(Bloomberg) -- Want to receive this post in your inbox every morning? Sign up here.
Hong Kong’s Carrie Lam urges a return to order after protests but refused to pull bill. Asia equity futures are pointing lower after U.S tech stocks led a stock slump. And India plans to launch a lunar mission by July 15. Here are some of the things people in markets are talking about today.
Call for Calm
Hong Kong is locked in extradition-bill stalemate. Leader Carrie Lam called for calm after demonstrations rocked the city and prompted police to fire tear gas and rubber bullets to disperse protesters, some of whom remained barricaded. She refused to withdraw the bill that triggered the conflict, which injured more than 70 people. President Trump expressed confidence that Hong Kong and Beijing will “be able to work it out.” View videos, pictures and more from the protest.

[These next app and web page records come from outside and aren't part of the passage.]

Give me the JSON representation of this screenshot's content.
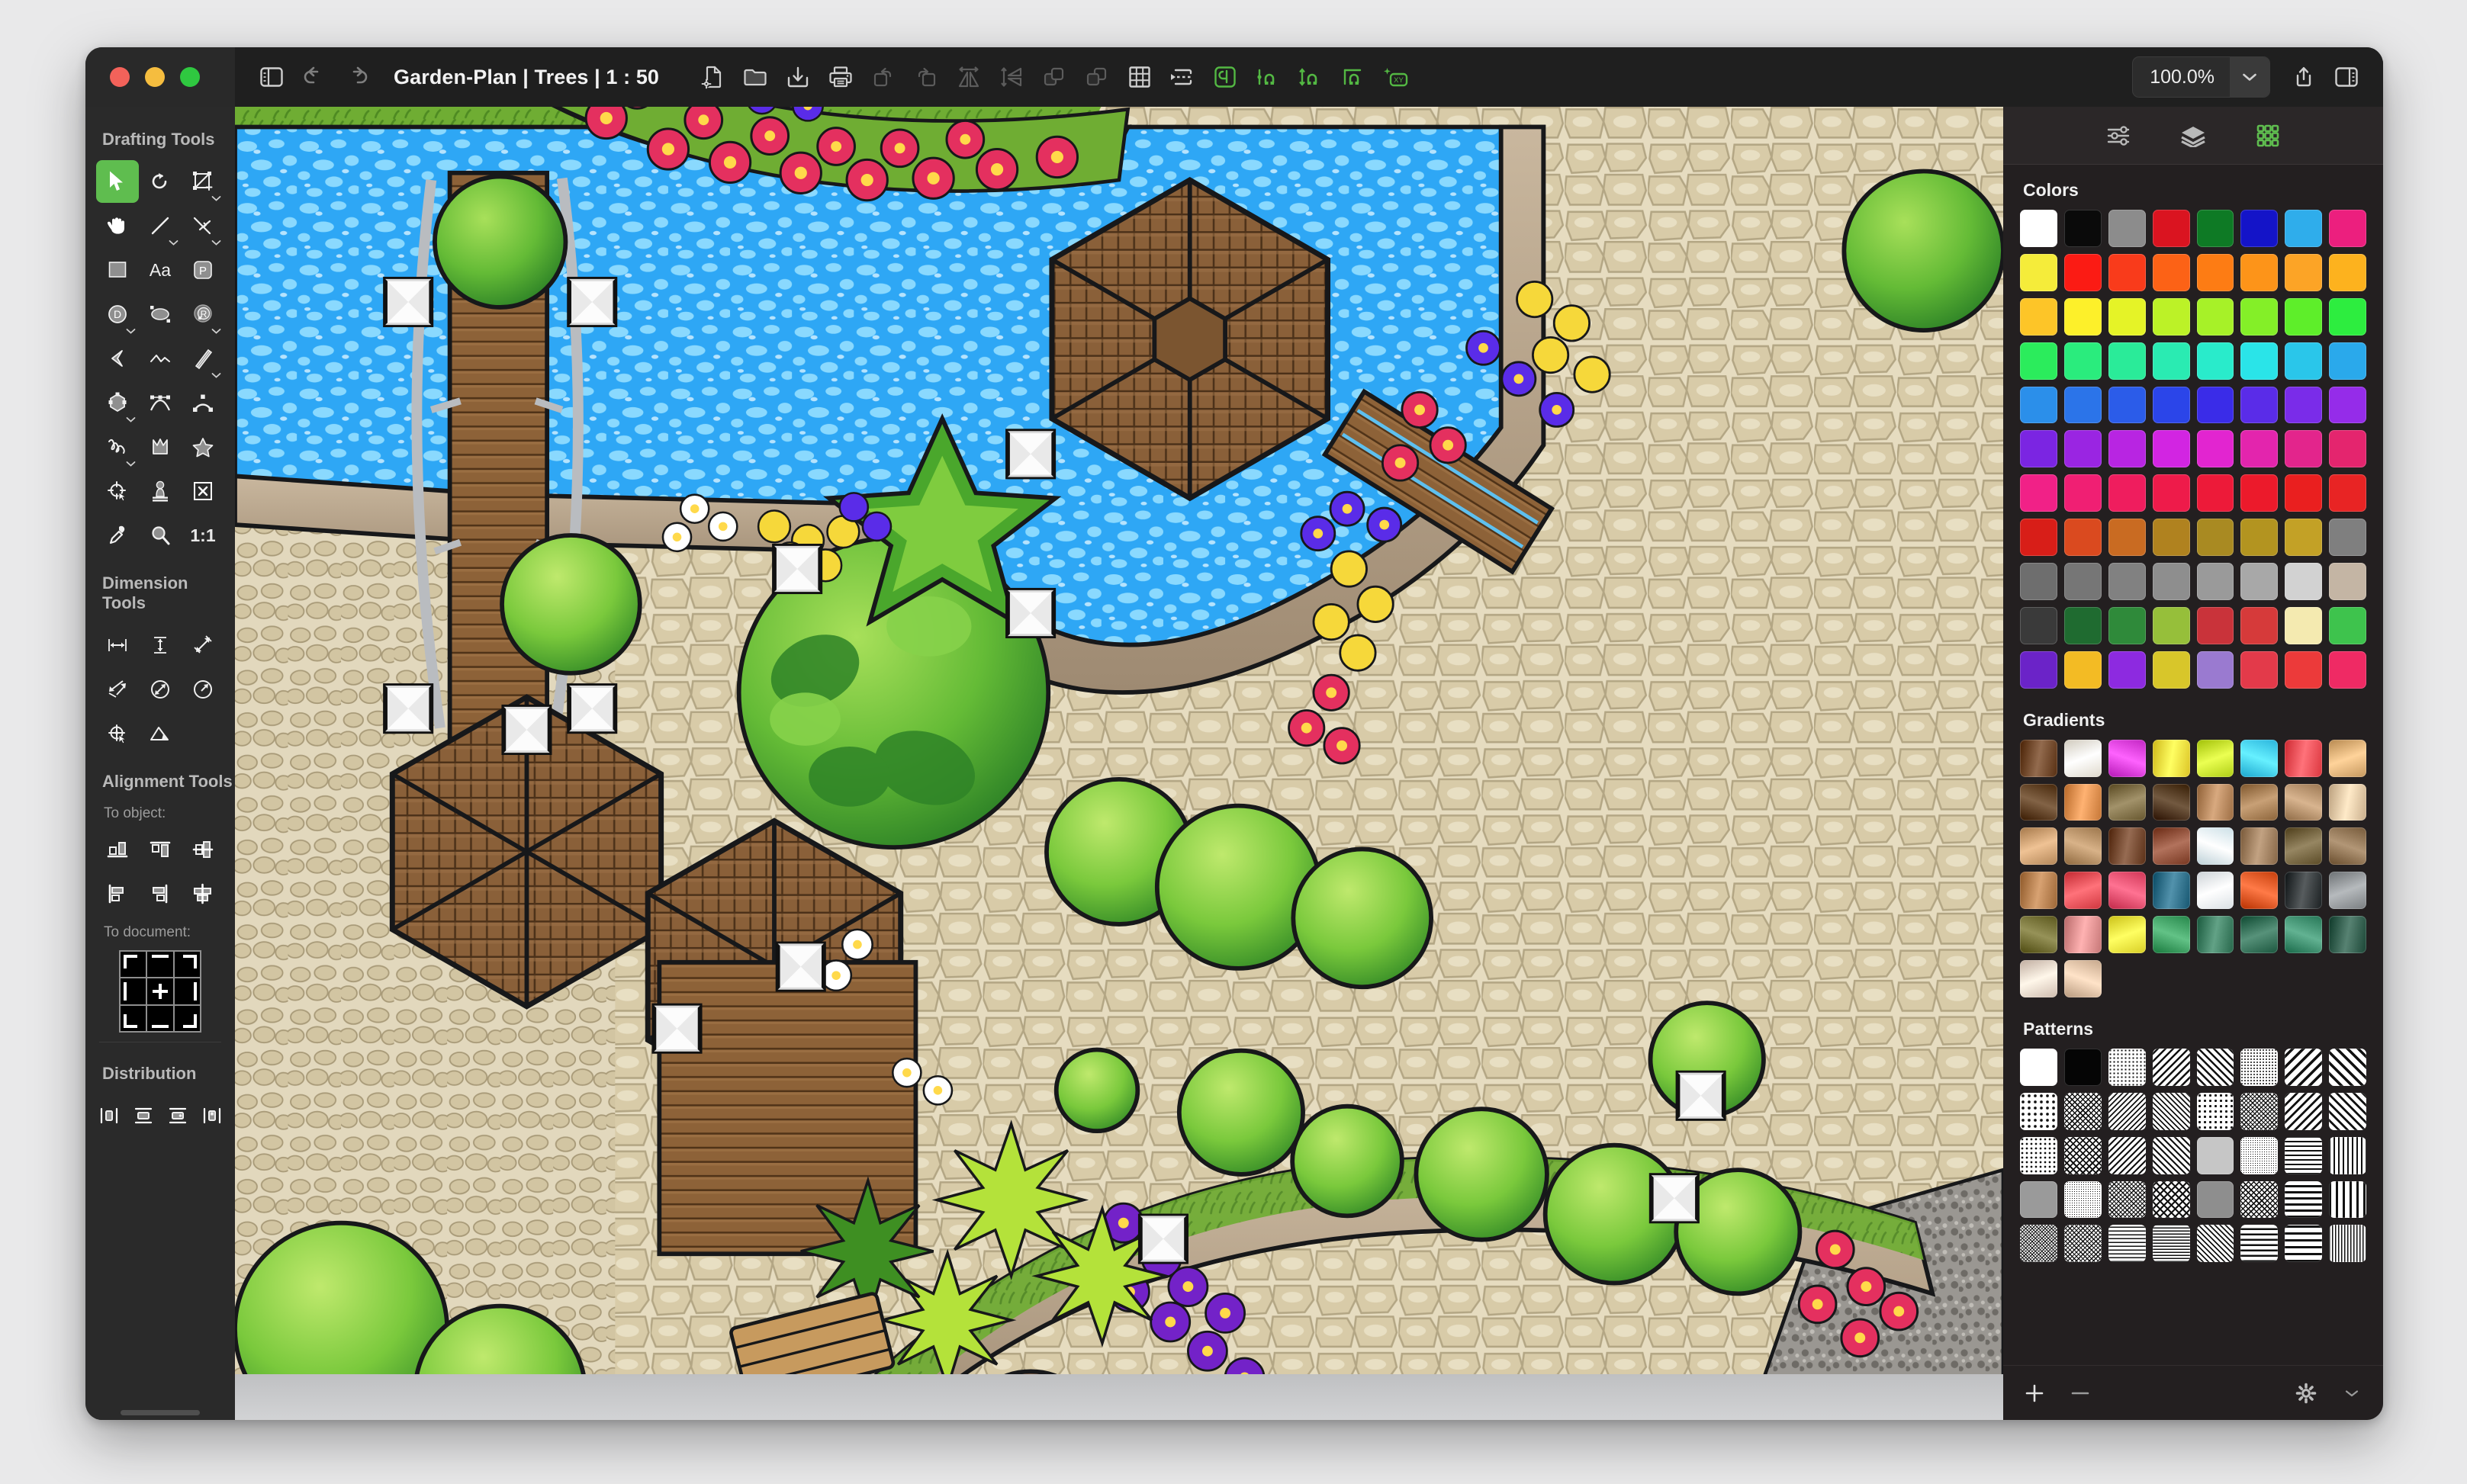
{
  "window": {
    "traffic_lights": [
      "close",
      "minimize",
      "zoom"
    ],
    "title": "Garden-Plan | Trees | 1 : 50"
  },
  "toolbar": {
    "sidebar_toggle_icon": "sidebar-left-icon",
    "undo_icon": "undo-arrow-icon",
    "redo_icon": "redo-arrow-icon",
    "left_tools": [
      {
        "name": "new-document-settings-icon",
        "label": "New Document",
        "enabled": true
      },
      {
        "name": "open-folder-icon",
        "label": "Open",
        "enabled": true
      },
      {
        "name": "save-download-icon",
        "label": "Save",
        "enabled": true
      },
      {
        "name": "print-icon",
        "label": "Print",
        "enabled": true
      },
      {
        "name": "rotate-left-icon",
        "label": "Rotate Left",
        "enabled": false
      },
      {
        "name": "rotate-right-icon",
        "label": "Rotate Right",
        "enabled": false
      },
      {
        "name": "flip-horizontal-icon",
        "label": "Flip Horizontal",
        "enabled": false
      },
      {
        "name": "flip-vertical-icon",
        "label": "Flip Vertical",
        "enabled": false
      },
      {
        "name": "bring-forward-icon",
        "label": "Bring Forward",
        "enabled": false
      },
      {
        "name": "send-backward-icon",
        "label": "Send Backward",
        "enabled": false
      },
      {
        "name": "grid-icon",
        "label": "Show Grid",
        "enabled": true
      },
      {
        "name": "snap-guides-icon",
        "label": "Snap to Guides",
        "enabled": true
      },
      {
        "name": "snap-bounds-icon",
        "label": "Snap to Bounds",
        "enabled": true,
        "highlight": true
      },
      {
        "name": "snap-point-icon",
        "label": "Snap to Point",
        "enabled": true,
        "highlight": true
      },
      {
        "name": "snap-distance-icon",
        "label": "Snap to Distance",
        "enabled": true,
        "highlight": true
      },
      {
        "name": "snap-angle-icon",
        "label": "Snap to Angle",
        "enabled": true,
        "highlight": true
      },
      {
        "name": "snap-xy-icon",
        "label": "Snap to XY",
        "enabled": true,
        "highlight": true
      }
    ],
    "zoom_value": "100.0%",
    "zoom_chevron_icon": "chevron-down-icon",
    "share_icon": "share-up-icon",
    "inspector_toggle_icon": "sidebar-right-icon",
    "accent_green": "#5fbd4f"
  },
  "sidebar": {
    "drafting": {
      "title": "Drafting Tools",
      "tools": [
        {
          "name": "select-tool",
          "icon": "arrow-cursor-icon",
          "active": true,
          "menu": false
        },
        {
          "name": "rotate-tool",
          "icon": "rotate-icon",
          "active": false,
          "menu": false
        },
        {
          "name": "crop-tool",
          "icon": "crop-add-icon",
          "active": false,
          "menu": true
        },
        {
          "name": "pan-tool",
          "icon": "hand-icon",
          "active": false,
          "menu": false
        },
        {
          "name": "line-tool",
          "icon": "line-icon",
          "active": false,
          "menu": true
        },
        {
          "name": "perpendicular-tool",
          "icon": "perpendicular-line-icon",
          "active": false,
          "menu": true
        },
        {
          "name": "rectangle-tool",
          "icon": "rectangle-icon",
          "active": false,
          "menu": false
        },
        {
          "name": "text-tool",
          "icon": "text-aa-icon",
          "active": false,
          "menu": false
        },
        {
          "name": "polygon-point-tool",
          "icon": "p-badge-icon",
          "active": false,
          "menu": false
        },
        {
          "name": "diameter-circle-tool",
          "icon": "circle-d-icon",
          "active": false,
          "menu": true
        },
        {
          "name": "ellipse-tool",
          "icon": "ellipse-icon",
          "active": false,
          "menu": false
        },
        {
          "name": "radius-circle-tool",
          "icon": "circle-r-icon",
          "active": false,
          "menu": true
        },
        {
          "name": "chevron-shape-tool",
          "icon": "chevron-shape-icon",
          "active": false,
          "menu": false
        },
        {
          "name": "polyline-tool",
          "icon": "polyline-icon",
          "active": false,
          "menu": false
        },
        {
          "name": "double-line-tool",
          "icon": "double-line-icon",
          "active": false,
          "menu": true
        },
        {
          "name": "polygon-tool",
          "icon": "hexagon-nodes-icon",
          "active": false,
          "menu": true
        },
        {
          "name": "bezier-tool",
          "icon": "bezier-curve-icon",
          "active": false,
          "menu": false
        },
        {
          "name": "arc-tool",
          "icon": "arc-icon",
          "active": false,
          "menu": false
        },
        {
          "name": "freehand-tool",
          "icon": "scribble-icon",
          "active": false,
          "menu": true
        },
        {
          "name": "blob-shape-tool",
          "icon": "blob-shape-icon",
          "active": false,
          "menu": false
        },
        {
          "name": "star-tool",
          "icon": "star-icon",
          "active": false,
          "menu": false
        },
        {
          "name": "origin-tool",
          "icon": "origin-crosshair-icon",
          "active": false,
          "menu": false
        },
        {
          "name": "stamp-tool",
          "icon": "stamp-icon",
          "active": false,
          "menu": false
        },
        {
          "name": "delete-tool",
          "icon": "x-box-icon",
          "active": false,
          "menu": false
        },
        {
          "name": "eyedropper-tool",
          "icon": "eyedropper-icon",
          "active": false,
          "menu": false
        },
        {
          "name": "zoom-tool",
          "icon": "magnifier-icon",
          "active": false,
          "menu": false
        },
        {
          "name": "actual-size-tool",
          "icon": "ratio-1-1-label",
          "label": "1:1",
          "active": false,
          "menu": false
        }
      ]
    },
    "dimension": {
      "title": "Dimension Tools",
      "tools": [
        {
          "name": "horizontal-dimension-tool",
          "icon": "horizontal-dimension-icon"
        },
        {
          "name": "vertical-dimension-tool",
          "icon": "vertical-dimension-icon"
        },
        {
          "name": "aligned-dimension-tool",
          "icon": "aligned-dimension-icon"
        },
        {
          "name": "baseline-dimension-tool",
          "icon": "baseline-dimension-icon"
        },
        {
          "name": "diameter-dimension-tool",
          "icon": "circle-diameter-icon"
        },
        {
          "name": "radius-dimension-tool",
          "icon": "circle-radius-icon"
        },
        {
          "name": "center-mark-tool",
          "icon": "center-mark-icon"
        },
        {
          "name": "angle-dimension-tool",
          "icon": "angle-dimension-icon"
        }
      ]
    },
    "alignment": {
      "title": "Alignment Tools",
      "to_object_label": "To object:",
      "to_object_tools": [
        {
          "name": "align-bottom",
          "icon": "align-bottom-icon"
        },
        {
          "name": "align-top",
          "icon": "align-top-icon"
        },
        {
          "name": "align-center-vertical",
          "icon": "align-center-vertical-icon"
        },
        {
          "name": "align-left",
          "icon": "align-left-icon"
        },
        {
          "name": "align-right",
          "icon": "align-right-icon"
        },
        {
          "name": "align-center-horizontal",
          "icon": "align-center-horizontal-icon"
        }
      ],
      "to_document_label": "To document:",
      "to_document_icon": "nine-cell-align-grid-icon"
    },
    "distribution": {
      "title": "Distribution",
      "tools": [
        {
          "name": "distribute-horizontal-centers",
          "icon": "distribute-h-center-icon"
        },
        {
          "name": "distribute-vertical-centers",
          "icon": "distribute-v-center-icon"
        },
        {
          "name": "distribute-vertical-gaps",
          "icon": "distribute-v-gap-icon"
        },
        {
          "name": "distribute-horizontal-gaps",
          "icon": "distribute-h-gap-icon"
        }
      ]
    }
  },
  "right_panel": {
    "tabs": [
      {
        "name": "inspector-tab",
        "icon": "sliders-icon",
        "active": false
      },
      {
        "name": "layers-tab",
        "icon": "layers-icon",
        "active": false
      },
      {
        "name": "swatches-tab",
        "icon": "swatch-grid-icon",
        "active": true
      }
    ],
    "colors": {
      "title": "Colors",
      "swatches": [
        "#ffffff",
        "#0a0a0a",
        "#8c8c8c",
        "#da1420",
        "#0e7a25",
        "#1414c8",
        "#2fadeb",
        "#ec1f7e",
        "#f5ec3a",
        "#fb1b14",
        "#f93b1b",
        "#fc6216",
        "#fd7c14",
        "#fd9419",
        "#fca426",
        "#fdb21e",
        "#fdc528",
        "#fdf02a",
        "#e5f327",
        "#bcf227",
        "#a7f128",
        "#84ef28",
        "#5eee2a",
        "#2ded3f",
        "#2bec5c",
        "#2aec7d",
        "#2aeb99",
        "#2aebb2",
        "#29ebcb",
        "#2ae4e8",
        "#2ac6ea",
        "#2aa9eb",
        "#2b8fea",
        "#2b74e9",
        "#2b5ce9",
        "#2b45e9",
        "#3a2ce8",
        "#5a2ce8",
        "#7a2ce9",
        "#952ce9",
        "#7b25e2",
        "#9a25e2",
        "#b825e2",
        "#d225e2",
        "#e225d0",
        "#e325ad",
        "#e3258c",
        "#e4256e",
        "#f12187",
        "#f01f73",
        "#ef1d5e",
        "#ee1b4a",
        "#ed1a39",
        "#ec1a2b",
        "#ea1f1f",
        "#e82424",
        "#d81e18",
        "#da4a1f",
        "#c96b22",
        "#b0821f",
        "#a98a22",
        "#b39420",
        "#c3a126",
        "#7f7f7f",
        "#6e6e6e",
        "#767676",
        "#818181",
        "#8e8e8e",
        "#9a9a9a",
        "#a8a8a8",
        "#d2d2d2",
        "#c4b5a4",
        "#3a3a3a",
        "#1f6b30",
        "#2f8a3a",
        "#96bf3a",
        "#c9333a",
        "#d63a3a",
        "#f4eab0",
        "#3ec34d",
        "#6b23c8",
        "#f3bb24",
        "#8d2ae0",
        "#d8c62a",
        "#9a7ad0",
        "#e33a4a",
        "#ec3a3a",
        "#ef2a64"
      ]
    },
    "gradients": {
      "title": "Gradients",
      "swatches": [
        "#6b4326",
        "#f2ecdf",
        "#d63ad6",
        "#f0d83a",
        "#c3e22a",
        "#3ec8f0",
        "#ef4a52",
        "#d9ab72",
        "#5a3b1e",
        "#d98a4a",
        "#7a6a42",
        "#4a3118",
        "#b08157",
        "#a0784e",
        "#b08c67",
        "#ddc2a0",
        "#c79a6c",
        "#b08a60",
        "#6e432a",
        "#8a4a34",
        "#dff3fa",
        "#9a7a5a",
        "#6e5e3a",
        "#8a6e4e",
        "#b07a4a",
        "#e34a52",
        "#e34a6a",
        "#2a6a84",
        "#eef4f8",
        "#d9521f",
        "#2f3436",
        "#8e9295",
        "#6e6a30",
        "#d98a8a",
        "#ece23a",
        "#3a9a5e",
        "#3a7a5e",
        "#2f6a52",
        "#3a8a6a",
        "#2f5a4a",
        "#e2cfc2",
        "#d9bba0"
      ]
    },
    "patterns": {
      "title": "Patterns",
      "swatches": [
        {
          "name": "solid-white",
          "kind": "solid",
          "color": "#ffffff"
        },
        {
          "name": "solid-black",
          "kind": "solid",
          "color": "#050505"
        },
        {
          "name": "dots-fine",
          "kind": "dots",
          "size": 5
        },
        {
          "name": "diagonal-stripe-back",
          "kind": "diag-back",
          "size": 7
        },
        {
          "name": "diagonal-stripe-fwd",
          "kind": "diag-fwd",
          "size": 7
        },
        {
          "name": "dots-dense",
          "kind": "dots",
          "size": 4
        },
        {
          "name": "diagonal-bold-back",
          "kind": "diag-back",
          "size": 10
        },
        {
          "name": "diagonal-bold-fwd",
          "kind": "diag-fwd",
          "size": 10
        },
        {
          "name": "dots-sparse",
          "kind": "dots",
          "size": 8
        },
        {
          "name": "crosshatch-fine",
          "kind": "cross",
          "size": 5
        },
        {
          "name": "diagonal-dash-back",
          "kind": "diag-back",
          "size": 5
        },
        {
          "name": "diagonal-dash-fwd",
          "kind": "diag-fwd",
          "size": 5
        },
        {
          "name": "grid-dots",
          "kind": "dots",
          "size": 7
        },
        {
          "name": "noise-mix",
          "kind": "cross",
          "size": 4
        },
        {
          "name": "diagonal-medium-back",
          "kind": "diag-back",
          "size": 8
        },
        {
          "name": "diagonal-medium-fwd",
          "kind": "diag-fwd",
          "size": 8
        },
        {
          "name": "dots-scatter",
          "kind": "dots",
          "size": 6
        },
        {
          "name": "crosshatch-medium",
          "kind": "cross",
          "size": 6
        },
        {
          "name": "diagonal-thin-back",
          "kind": "diag-back",
          "size": 6
        },
        {
          "name": "diagonal-thin-fwd",
          "kind": "diag-fwd",
          "size": 6
        },
        {
          "name": "solid-gray",
          "kind": "solid",
          "color": "#c6c6c6"
        },
        {
          "name": "noise-heavy",
          "kind": "dots",
          "size": 3
        },
        {
          "name": "dashes-horizontal",
          "kind": "hdash",
          "size": 6
        },
        {
          "name": "bars-vertical",
          "kind": "vbar",
          "size": 6
        },
        {
          "name": "solid-gray-light",
          "kind": "solid",
          "color": "#9a9a9a"
        },
        {
          "name": "noise-speckle",
          "kind": "dots",
          "size": 3
        },
        {
          "name": "checker-small",
          "kind": "cross",
          "size": 4
        },
        {
          "name": "checker-medium",
          "kind": "cross",
          "size": 7
        },
        {
          "name": "solid-gray-mid",
          "kind": "solid",
          "color": "#8e8e8e"
        },
        {
          "name": "grid-fine",
          "kind": "cross",
          "size": 5
        },
        {
          "name": "bars-horizontal",
          "kind": "hdash",
          "size": 8
        },
        {
          "name": "bars-vertical-bold",
          "kind": "vbar",
          "size": 9
        },
        {
          "name": "weave-dark",
          "kind": "cross",
          "size": 3
        },
        {
          "name": "weave-light",
          "kind": "cross",
          "size": 4
        },
        {
          "name": "brick-pattern",
          "kind": "hdash",
          "size": 5
        },
        {
          "name": "dash-grid",
          "kind": "hdash",
          "size": 4
        },
        {
          "name": "diagonal-brick",
          "kind": "diag-fwd",
          "size": 5
        },
        {
          "name": "dash-rows",
          "kind": "hdash",
          "size": 7
        },
        {
          "name": "dash-rows-wide",
          "kind": "hdash",
          "size": 9
        },
        {
          "name": "vertical-grid",
          "kind": "vbar",
          "size": 4
        }
      ]
    },
    "footer": {
      "add_icon": "plus-icon",
      "remove_icon": "minus-icon",
      "settings_icon": "gear-icon",
      "settings_chevron_icon": "chevron-down-icon"
    }
  },
  "canvas": {
    "document_name": "Garden-Plan",
    "scale": "1 : 50",
    "selection_handles": 14,
    "objects": [
      {
        "name": "swimming-pool-water",
        "type": "water-body"
      },
      {
        "name": "hexagonal-pavilion-roof",
        "type": "structure"
      },
      {
        "name": "wooden-footbridge",
        "type": "structure"
      },
      {
        "name": "wooden-jetty-deck",
        "type": "structure"
      },
      {
        "name": "pergola-roof-left",
        "type": "structure"
      },
      {
        "name": "stone-paving-terrace",
        "type": "hardscape"
      },
      {
        "name": "cobblestone-path",
        "type": "hardscape"
      },
      {
        "name": "flower-bed-red",
        "type": "planting"
      },
      {
        "name": "flower-bed-purple",
        "type": "planting"
      },
      {
        "name": "flower-bed-yellow",
        "type": "planting"
      },
      {
        "name": "shrub-cluster",
        "type": "planting"
      },
      {
        "name": "large-tree-canopy",
        "type": "planting"
      },
      {
        "name": "topiary-ball-hedge",
        "type": "planting"
      },
      {
        "name": "bird-bath-fountain",
        "type": "feature"
      },
      {
        "name": "gravel-border",
        "type": "hardscape"
      }
    ]
  }
}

Asian equity futures are predicting more losses after U.S. stocks slumped, with tech shares leading the declines. Trade pessimism blunted optimism the U.S. Fed is closer to cutting rates. Treasuries extended the global bond rally, with 10-year yields dropping two basis points. The dollar rose against every G-10 peer save the yen, with the Aussie giving up the most ground. Oil fell to a four-month low as U.S. crude stockpiles unexpectedly hit a 20-month high amid subdued demand. Meanwhile, oil demand is shriveling as the trade war between the U.S. and China trips up the global economy.
More Trade Threats
Trump threatened to impose sanctions to stop construction of the Nord Stream 2 gas pipeline between Russia and Germany, sending the euro lower. “We're protecting Germany from Russia, and Russia is getting billions and billions of dollars in money from Germany,” the president said. The Kremlin denounced the comments as “blackmail.” Here's our explainer on why the world worries about Russia's natural gas pipeline. Meanwhile, Trump expressed optimism a China trade agreement can be worked out. “I have a feeling that we are going to make a deal,” he said at the White House.
Bank Indonesia will probably join other central banks in easing monetary policy to counter a global economic slowdown, Finance Minister Sri Mulyani Indrawati said. “When the situation has now changed, especially in advanced countries, including about the direction of monetary policies, and there is a signal of the global economy weakening, I think Bank Indonesia will also adjust its monetary policy stance,” Indrawati told reporters in Jakarta on Wednesday. “How will BI do it? We will respect whatever they will do.” Policy makers are scheduled to announce a rate decision on June 20.
To The Moon
India expects to launch a lunar mission July 15, which will make it the fourth country to land there. The Chandrayaan-2 aims to deliver a rover to an elevated plane close to the uncharted south pole to look for signs of water and potential new sources of energy. The nation's next priority is the $1.4 billion Gaganyaan mission, which would put three “gaganauts” — at least one of whom will be a woman — into orbit.
What we’ve been reading
This is what's caught our eye over the last 24 hours.
- It’s starting to get pricey in Australia’s stock market.
- Chemistry teacher who founded pharma firm now worth $7.9 billion.
- Contrarian strategist says buy risk as Trump to reach China deal.
- A $17 trillion dollar market runs out of bargains.
- Zuckerberg knew of “problematic” privacy practices, WSJ says.
- Renault chairman pledges to restore “damaged” Nissan partnership.
- What happens when you unexpectedly buy that $20 million painting.
To contact the author of this story: Alison Ciaccio in New York at email@example.com
To contact the editor responsible for this story: Robert Lafranco at firstname.lastname@example.org
©2019 Bloomberg L.P.